Gomez, "Peripheral brown tumour
of hyperparathyroidism in the oral cavity," Oral Oncology Extra, vol.
Skeletal radiography revealed splaying of lower limb below the knee joint, decreased bone mineral density, thin cortices and several cystic brown tumours
in pelvis and calvarium presenting the initiation of von Recklinghausen disease of bone (Figure-1).
Mandible, clavicle, ribs, pelvis, long bones and hands 4.
Brown tumours are the end stage of primary or secondary hyperparathyroidism.
Based on these results, the osteolytic FDG avid bone lesions were classified as multiple brown tumours caused by primary hyperparathyroidism.
This case demonstrates that increased FDG uptake in clinically occult brown tumours can be misleading in the evaluation of a patient for malignancy.
Brown tumours of bone or osteoclastomata are highly vascular, lytic bone lesions representing a reparative cellular process rather than a neoplastic process usually seen in patients with hyperparathyroidism with hypercalcaemia.
Brown tumours exhibit no pathognomonic histological changes.
Brown tumours show a high accumulation of FDG, probably as a result of the presence of giant cells.

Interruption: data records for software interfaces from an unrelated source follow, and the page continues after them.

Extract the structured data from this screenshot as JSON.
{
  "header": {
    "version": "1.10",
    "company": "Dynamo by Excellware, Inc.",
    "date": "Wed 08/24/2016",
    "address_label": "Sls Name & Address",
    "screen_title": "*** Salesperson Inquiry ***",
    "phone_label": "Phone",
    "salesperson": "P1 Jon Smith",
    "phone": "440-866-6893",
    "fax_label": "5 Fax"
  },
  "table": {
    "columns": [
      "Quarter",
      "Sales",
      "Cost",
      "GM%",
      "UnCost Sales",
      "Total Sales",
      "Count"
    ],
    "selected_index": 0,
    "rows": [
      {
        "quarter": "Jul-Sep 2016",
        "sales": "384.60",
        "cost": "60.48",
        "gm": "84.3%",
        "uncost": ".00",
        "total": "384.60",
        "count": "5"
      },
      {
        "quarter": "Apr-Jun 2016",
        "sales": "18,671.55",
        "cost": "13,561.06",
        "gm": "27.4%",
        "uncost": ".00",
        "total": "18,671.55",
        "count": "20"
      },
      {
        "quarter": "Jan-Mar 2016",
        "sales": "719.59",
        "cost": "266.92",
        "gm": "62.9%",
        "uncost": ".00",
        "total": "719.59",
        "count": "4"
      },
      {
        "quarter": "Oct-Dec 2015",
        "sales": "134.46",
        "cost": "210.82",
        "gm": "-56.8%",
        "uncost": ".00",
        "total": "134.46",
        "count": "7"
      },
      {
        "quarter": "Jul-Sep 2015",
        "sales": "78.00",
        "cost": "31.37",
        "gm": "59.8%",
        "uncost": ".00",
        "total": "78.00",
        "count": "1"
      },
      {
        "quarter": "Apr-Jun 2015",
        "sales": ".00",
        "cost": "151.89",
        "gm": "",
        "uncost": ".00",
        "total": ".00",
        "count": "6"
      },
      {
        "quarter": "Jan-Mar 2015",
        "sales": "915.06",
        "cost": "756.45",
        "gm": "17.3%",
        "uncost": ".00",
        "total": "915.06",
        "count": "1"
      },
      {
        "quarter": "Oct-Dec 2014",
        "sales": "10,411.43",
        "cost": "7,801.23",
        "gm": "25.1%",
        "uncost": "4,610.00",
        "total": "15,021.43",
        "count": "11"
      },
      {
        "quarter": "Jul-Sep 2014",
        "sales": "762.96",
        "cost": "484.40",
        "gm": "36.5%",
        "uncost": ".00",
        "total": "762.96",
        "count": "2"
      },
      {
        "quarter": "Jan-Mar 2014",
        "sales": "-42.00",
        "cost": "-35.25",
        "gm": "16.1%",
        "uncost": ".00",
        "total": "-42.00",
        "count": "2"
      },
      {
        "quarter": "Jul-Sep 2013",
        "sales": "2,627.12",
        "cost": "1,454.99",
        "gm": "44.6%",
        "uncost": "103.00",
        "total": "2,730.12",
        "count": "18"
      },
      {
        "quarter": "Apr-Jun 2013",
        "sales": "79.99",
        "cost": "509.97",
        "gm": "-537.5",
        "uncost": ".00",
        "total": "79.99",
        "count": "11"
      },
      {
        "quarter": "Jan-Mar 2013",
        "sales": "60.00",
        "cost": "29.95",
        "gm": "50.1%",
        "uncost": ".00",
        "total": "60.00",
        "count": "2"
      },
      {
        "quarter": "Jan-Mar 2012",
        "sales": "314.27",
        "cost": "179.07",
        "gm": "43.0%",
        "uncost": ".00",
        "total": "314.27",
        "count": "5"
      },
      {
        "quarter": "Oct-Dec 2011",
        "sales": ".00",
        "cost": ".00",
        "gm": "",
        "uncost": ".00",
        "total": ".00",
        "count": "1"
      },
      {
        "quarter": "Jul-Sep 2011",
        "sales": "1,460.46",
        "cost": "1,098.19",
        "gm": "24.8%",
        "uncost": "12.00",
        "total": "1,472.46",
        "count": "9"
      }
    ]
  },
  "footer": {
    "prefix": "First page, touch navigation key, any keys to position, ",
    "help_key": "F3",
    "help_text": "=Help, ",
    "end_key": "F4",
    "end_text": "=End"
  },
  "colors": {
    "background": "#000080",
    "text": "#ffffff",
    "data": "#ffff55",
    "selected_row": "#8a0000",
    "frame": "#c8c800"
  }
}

Brown tumours represent a reparative cellular process rather than a neoplastic process that shows lytic lesions.